--- Input Enclosed Below ---

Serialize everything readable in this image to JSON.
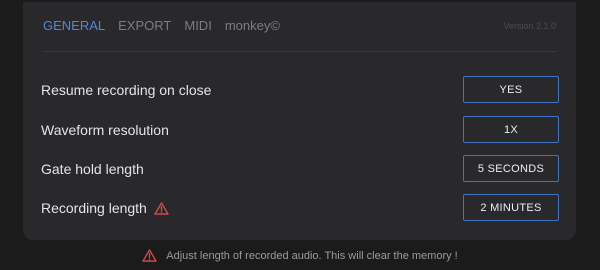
{
  "tabs": [
    {
      "label": "GENERAL",
      "active": true
    },
    {
      "label": "EXPORT",
      "active": false
    },
    {
      "label": "MIDI",
      "active": false
    },
    {
      "label": "monkey©",
      "active": false
    }
  ],
  "version": "Version 2.1.0",
  "settings": [
    {
      "label": "Resume recording on close",
      "value": "YES"
    },
    {
      "label": "Waveform resolution",
      "value": "1X"
    },
    {
      "label": "Gate hold length",
      "value": "5 SECONDS"
    },
    {
      "label": "Recording length",
      "value": "2 MINUTES",
      "warning": true
    }
  ],
  "footer": {
    "message": "Adjust length of recorded audio. This will clear the memory !",
    "icon": "warning-triangle-icon"
  },
  "colors": {
    "accent": "#4d86e0",
    "button_border": "#3f74c4",
    "warning": "#e24a4a",
    "panel": "#29292b",
    "background": "#1b1b1c"
  }
}
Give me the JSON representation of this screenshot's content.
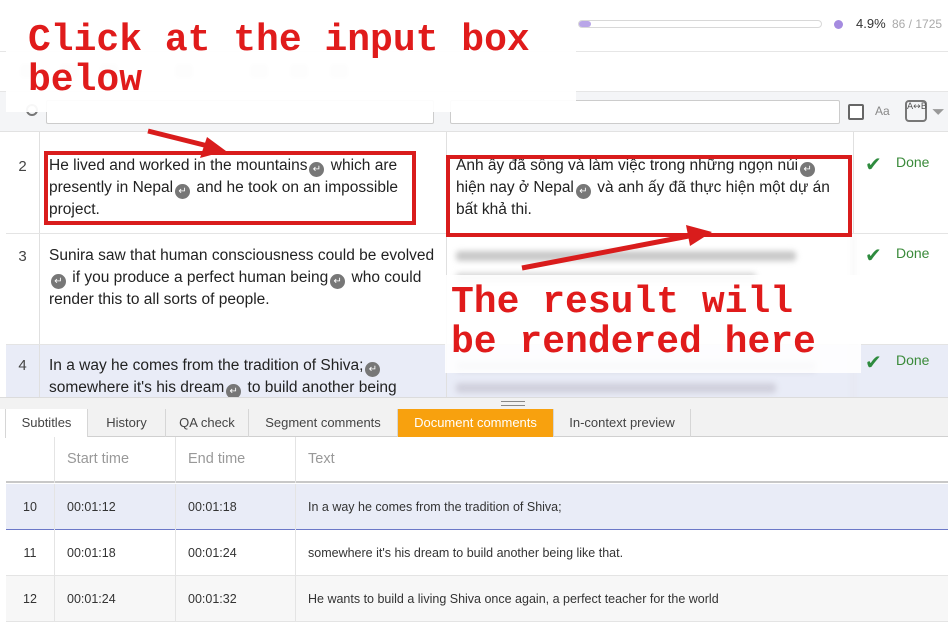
{
  "app": {
    "progress": {
      "percent_label": "4.9%",
      "fraction": 0.049,
      "count_label": "86 / 1725"
    }
  },
  "filter": {
    "case_label": "Aa",
    "regex_label": "A↔B"
  },
  "segments": [
    {
      "num": "2",
      "source": [
        "He lived and worked in the mountains",
        " which are presently in Nepal",
        " and he took on an impossible project."
      ],
      "target": [
        "Anh ấy đã sống và làm việc trong những ngọn núi",
        " hiện nay ở Nepal",
        " và anh ấy đã thực hiện một dự án bất khả thi."
      ],
      "status": "Done"
    },
    {
      "num": "3",
      "source": [
        "Sunira saw that human consciousness could be evolved",
        " if you produce a perfect human being",
        " who could render this to all sorts of people."
      ],
      "status": "Done"
    },
    {
      "num": "4",
      "source": [
        "In a way he comes from the tradition of Shiva;",
        " somewhere it's his dream",
        " to build  another being"
      ],
      "status": "Done"
    }
  ],
  "tabs": [
    {
      "label": "Subtitles"
    },
    {
      "label": "History"
    },
    {
      "label": "QA check"
    },
    {
      "label": "Segment comments"
    },
    {
      "label": "Document comments"
    },
    {
      "label": "In-context preview"
    }
  ],
  "subtitles": {
    "headers": {
      "start": "Start time",
      "end": "End time",
      "text": "Text"
    },
    "rows": [
      {
        "idx": "10",
        "start": "00:01:12",
        "end": "00:01:18",
        "text": "In a way he comes from the tradition of Shiva;"
      },
      {
        "idx": "11",
        "start": "00:01:18",
        "end": "00:01:24",
        "text": "somewhere it's his dream to build another being like that."
      },
      {
        "idx": "12",
        "start": "00:01:24",
        "end": "00:01:32",
        "text": "He wants to build a living Shiva once again, a perfect teacher for the world"
      }
    ]
  },
  "annotations": {
    "click_text": "Click at the input box\nbelow",
    "result_text": "The result will\nbe rendered here",
    "color": "#e01b1b"
  },
  "icons": {
    "paragraph_mark": "↵",
    "done_check": "✔",
    "filter": "⏷"
  }
}
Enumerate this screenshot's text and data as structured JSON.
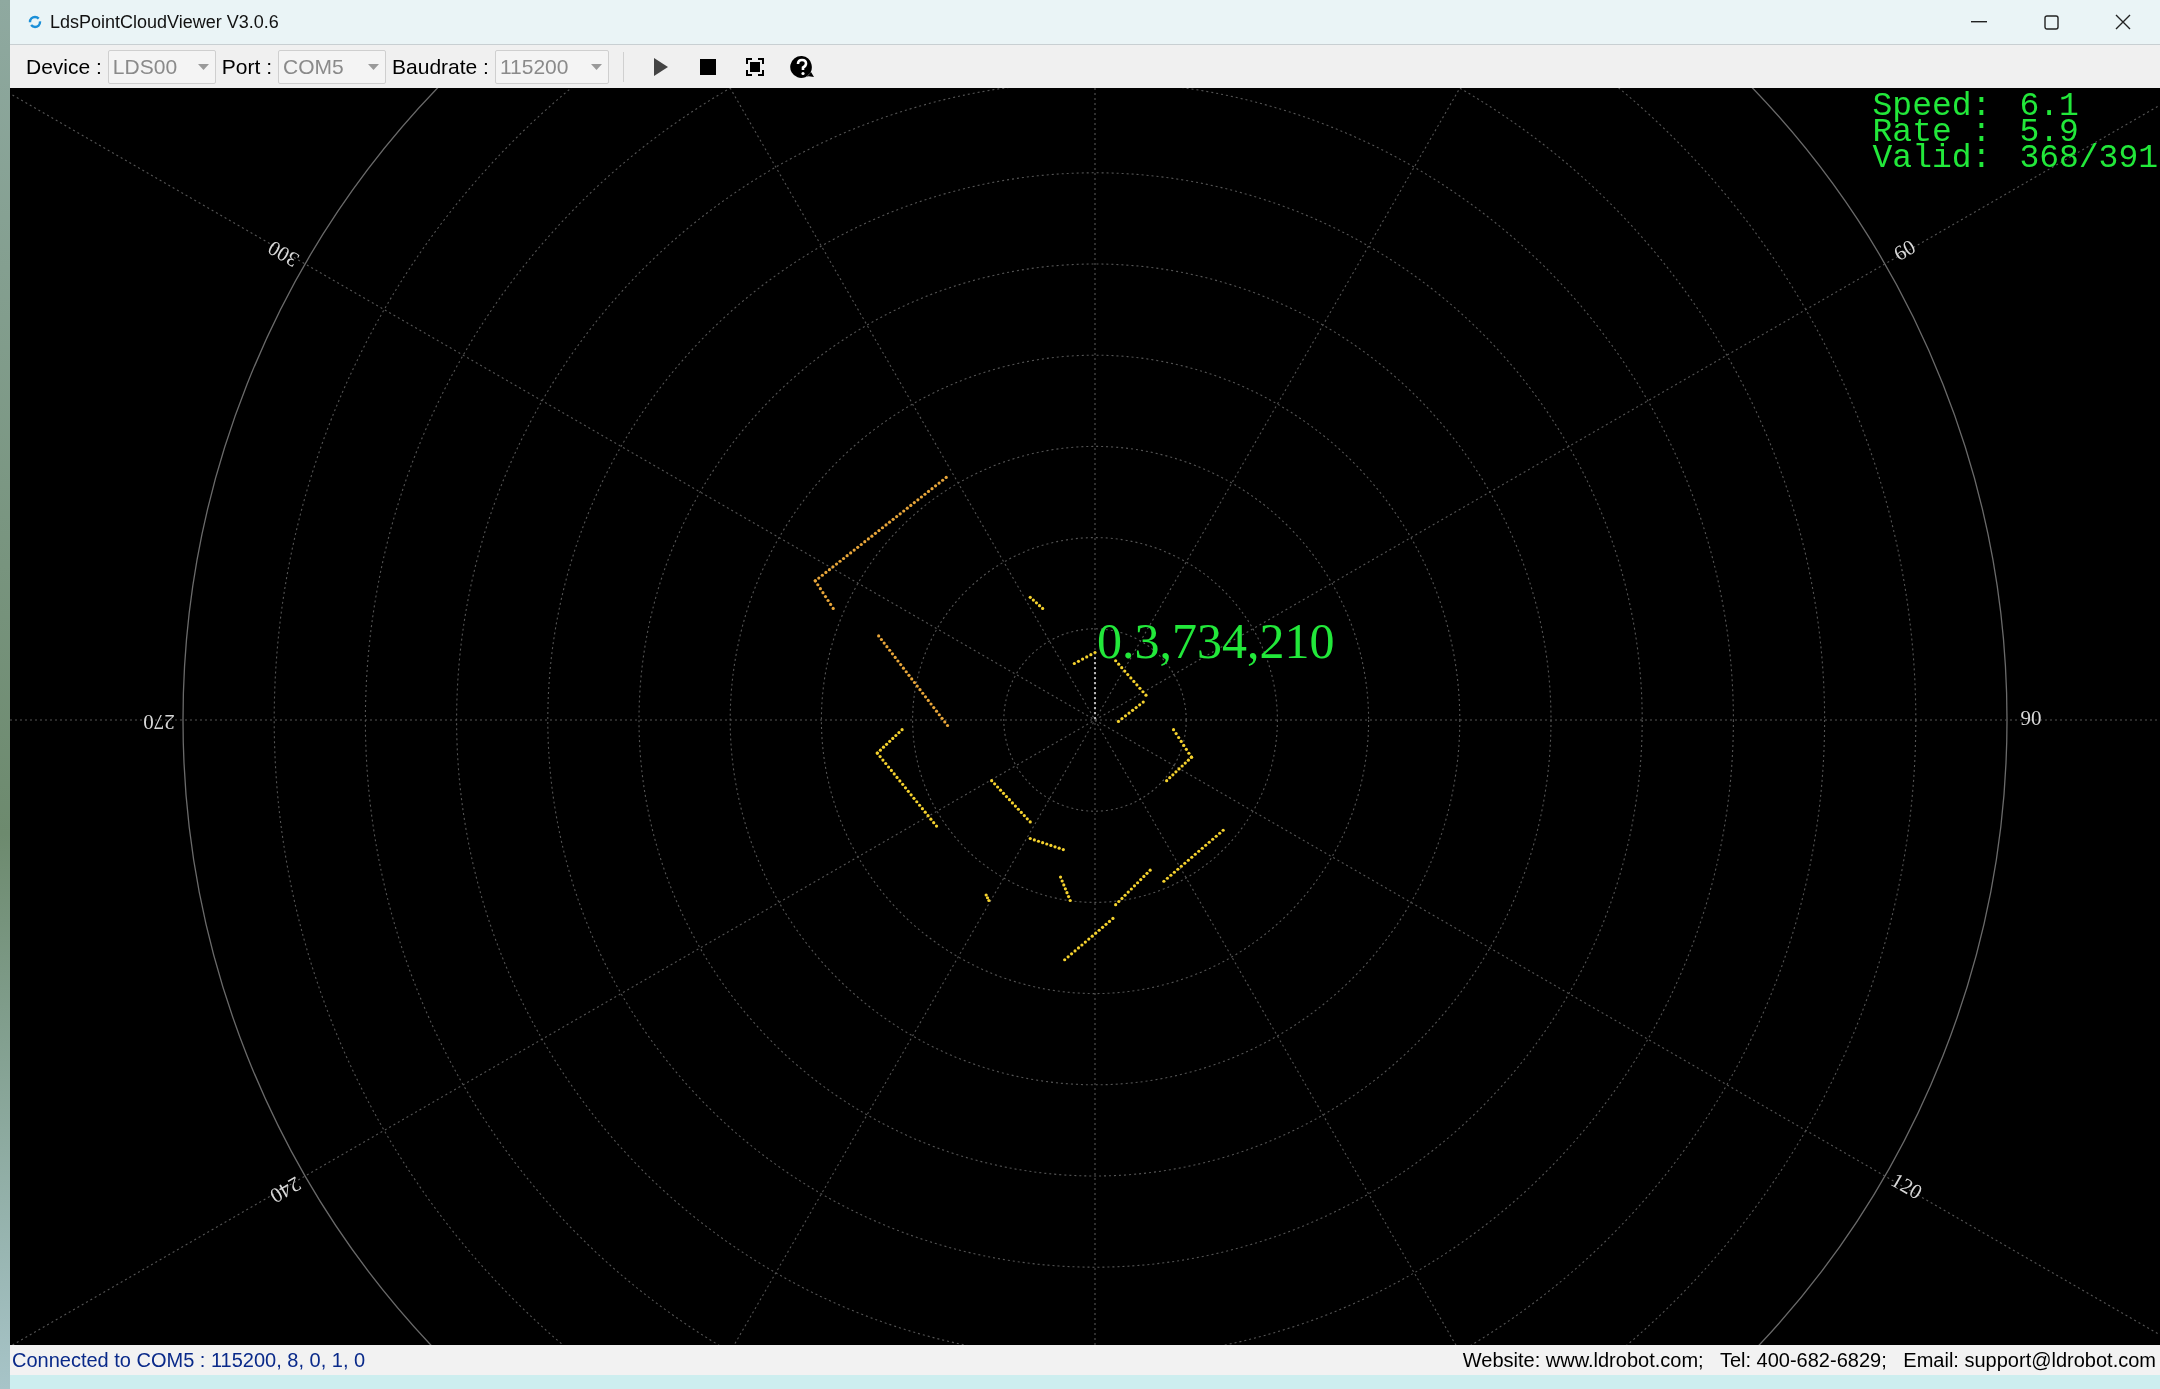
{
  "window": {
    "title": "LdsPointCloudViewer V3.0.6"
  },
  "toolbar": {
    "fields": [
      {
        "label": "Device :",
        "value": "LDS00",
        "disabled": true
      },
      {
        "label": "Port :",
        "value": "COM5",
        "disabled": true
      },
      {
        "label": "Baudrate :",
        "value": "115200",
        "disabled": true
      }
    ],
    "buttons": [
      {
        "kind": "play"
      },
      {
        "kind": "stop"
      },
      {
        "kind": "fit"
      },
      {
        "kind": "help"
      }
    ]
  },
  "plot": {
    "stats": [
      {
        "label": "Speed:",
        "value": "6.1"
      },
      {
        "label": "Rate :",
        "value": "5.9"
      },
      {
        "label": "Valid:",
        "value": "368/391"
      }
    ],
    "readout": "0.3,734,210",
    "angle_labels": [
      {
        "angle": "60"
      },
      {
        "angle": "90"
      },
      {
        "angle": "120"
      },
      {
        "angle": "240"
      },
      {
        "angle": "270"
      },
      {
        "angle": "300"
      }
    ]
  },
  "status_bar": {
    "connection": "Connected to COM5 : 115200, 8, 0, 1, 0",
    "contact": "Website: www.ldrobot.com;   Tel: 400-682-6829;   Email: support@ldrobot.com"
  }
}
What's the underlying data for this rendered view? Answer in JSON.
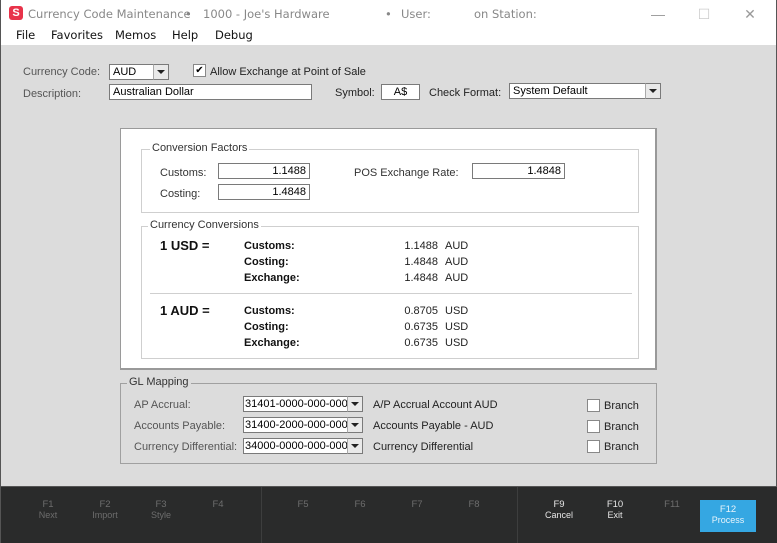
{
  "window": {
    "app_icon": "S",
    "title": "Currency Code Maintenance",
    "company": "1000 - Joe's Hardware",
    "user_label": "User:",
    "station_label": "on Station:",
    "separator": "•",
    "controls": {
      "minimize": "—",
      "maximize": "☐",
      "close": "✕"
    }
  },
  "menu": [
    "File",
    "Favorites",
    "Memos",
    "Help",
    "Debug"
  ],
  "header": {
    "currency_code_label": "Currency Code:",
    "currency_code_value": "AUD",
    "allow_exchange_label": "Allow Exchange at Point of Sale",
    "allow_exchange_checked": true,
    "check_mark": "✔",
    "description_label": "Description:",
    "description_value": "Australian Dollar",
    "symbol_label": "Symbol:",
    "symbol_value": "A$",
    "check_format_label": "Check Format:",
    "check_format_value": "System Default"
  },
  "conversion_factors": {
    "title": "Conversion Factors",
    "customs_label": "Customs:",
    "customs_value": "1.1488",
    "costing_label": "Costing:",
    "costing_value": "1.4848",
    "pos_rate_label": "POS Exchange Rate:",
    "pos_rate_value": "1.4848"
  },
  "currency_conversions": {
    "title": "Currency Conversions",
    "groups": [
      {
        "heading": "1 USD =",
        "rows": [
          {
            "label": "Customs:",
            "value": "1.1488",
            "currency": "AUD"
          },
          {
            "label": "Costing:",
            "value": "1.4848",
            "currency": "AUD"
          },
          {
            "label": "Exchange:",
            "value": "1.4848",
            "currency": "AUD"
          }
        ]
      },
      {
        "heading": "1 AUD =",
        "rows": [
          {
            "label": "Customs:",
            "value": "0.8705",
            "currency": "USD"
          },
          {
            "label": "Costing:",
            "value": "0.6735",
            "currency": "USD"
          },
          {
            "label": "Exchange:",
            "value": "0.6735",
            "currency": "USD"
          }
        ]
      }
    ]
  },
  "gl_mapping": {
    "title": "GL Mapping",
    "rows": [
      {
        "label": "AP Accrual:",
        "account": "31401-0000-000-000",
        "description": "A/P Accrual Account  AUD",
        "branch_label": "Branch",
        "branch_checked": false
      },
      {
        "label": "Accounts Payable:",
        "account": "31400-2000-000-000",
        "description": "Accounts Payable - AUD",
        "branch_label": "Branch",
        "branch_checked": false
      },
      {
        "label": "Currency Differential:",
        "account": "34000-0000-000-000",
        "description": "Currency Differential",
        "branch_label": "Branch",
        "branch_checked": false
      }
    ]
  },
  "function_keys": [
    {
      "key": "F1",
      "label": "Next",
      "enabled": false
    },
    {
      "key": "F2",
      "label": "Import",
      "enabled": false
    },
    {
      "key": "F3",
      "label": "Style",
      "enabled": false
    },
    {
      "key": "F4",
      "label": "",
      "enabled": false
    },
    {
      "key": "F5",
      "label": "",
      "enabled": false
    },
    {
      "key": "F6",
      "label": "",
      "enabled": false
    },
    {
      "key": "F7",
      "label": "",
      "enabled": false
    },
    {
      "key": "F8",
      "label": "",
      "enabled": false
    },
    {
      "key": "F9",
      "label": "Cancel",
      "enabled": true
    },
    {
      "key": "F10",
      "label": "Exit",
      "enabled": true
    },
    {
      "key": "F11",
      "label": "",
      "enabled": false
    },
    {
      "key": "F12",
      "label": "Process",
      "enabled": true,
      "primary": true
    }
  ],
  "colors": {
    "accent": "#35a7e2",
    "logo": "#e8334a",
    "footer_bg": "#2a2b2b",
    "window_bg": "#dcdcdc"
  }
}
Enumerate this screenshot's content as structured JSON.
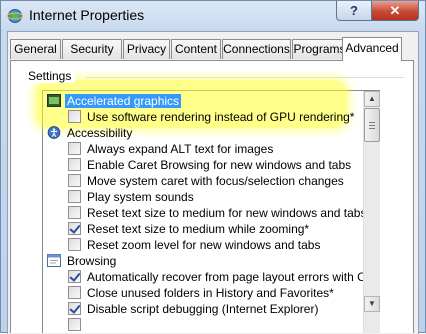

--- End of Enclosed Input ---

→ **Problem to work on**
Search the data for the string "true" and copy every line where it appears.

→ **Answer area**
      "active": true
      "warning": true
        "disabled": true
        "disabled": true
        "disabled": true
    "allow_exchange_checked": true,
      "enabled": true
      "enabled": true
      "enabled": true,
      "primary": true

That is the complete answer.